October 19, 2010 1 comment

Acupuncture is one of the most widely used alternative medicine treatments today. Photo: GETTY

A recent review article published in the The International Journal of Risk and Safety in Medicine has found reports of 86 deaths in the last 45 years relating to acupuncture treatment.

Incorrectly placing needles and poor sterilization techniques were the main culprits. These poor practices led to punctured hearts and lungs, infections, liver and artery damage and haemorrhages.

From the Guardian,

The most common cause of death was a condition called pneumothorax, where air finds its way between the membranes that separate the lungs from the chest wall and causes the lungs to collapse.

The article was written by Edzard Ernst, a professor of complementary medicine at the Peninsula Medical School in Exeter. When describing his research he said that “these fatalities are avoidable” but are “the tip of a larger iceberg.”

Now, every medical treatment has some form of risk associated with it. What is important is the risk/benefit analysis of the treatment. If you could potentially save a life, the benefit is high which could make a risky procedure worth it.

The problem with acupuncture is that it has consistently been shown to offer little more than a placebo effect. Therefore, if it has no benefit than even a very small amount of risk is unacceptable.

When discussing complementary and alternative medicine (CAM) treatments I always get the question, “Well, whats the harm?”
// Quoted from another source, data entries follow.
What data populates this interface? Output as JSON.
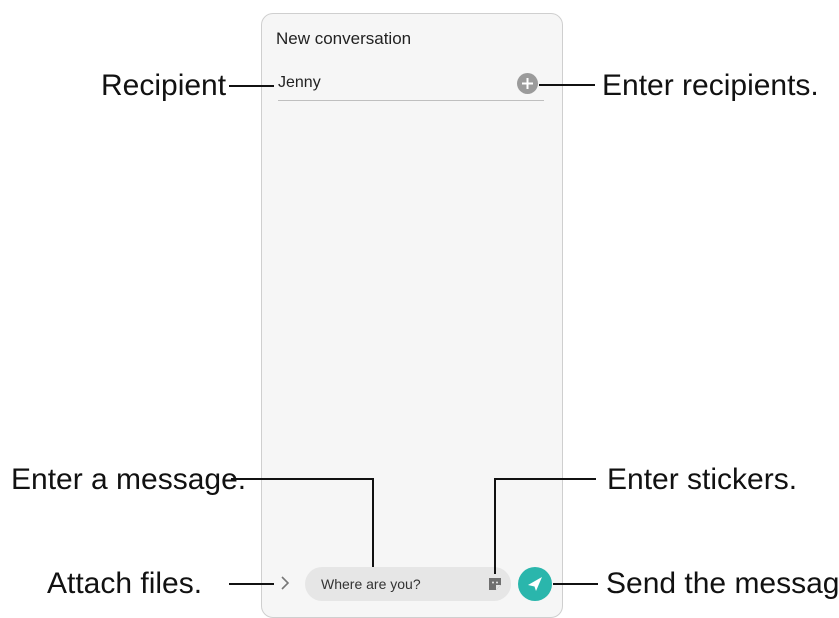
{
  "screen": {
    "title": "New conversation",
    "recipient_value": "Jenny",
    "message_input": "Where are you?"
  },
  "callouts": {
    "recipient": "Recipient",
    "enter_recipients": "Enter recipients.",
    "enter_message": "Enter a message.",
    "enter_stickers": "Enter stickers.",
    "attach_files": "Attach files.",
    "send_message": "Send the message."
  },
  "icons": {
    "add_recipient": "plus-circle-icon",
    "attach": "chevron-right-icon",
    "sticker": "sticker-icon",
    "send": "paper-plane-icon"
  },
  "colors": {
    "send_button": "#2ab6ac",
    "add_button": "#9b9b9b",
    "input_background": "#e6e6e6",
    "screen_background": "#f6f6f6"
  }
}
Studies like these and websites like Whatstheharm.net are showing the growing amount of evidence that some CAM treatments are not as safe as we once thought.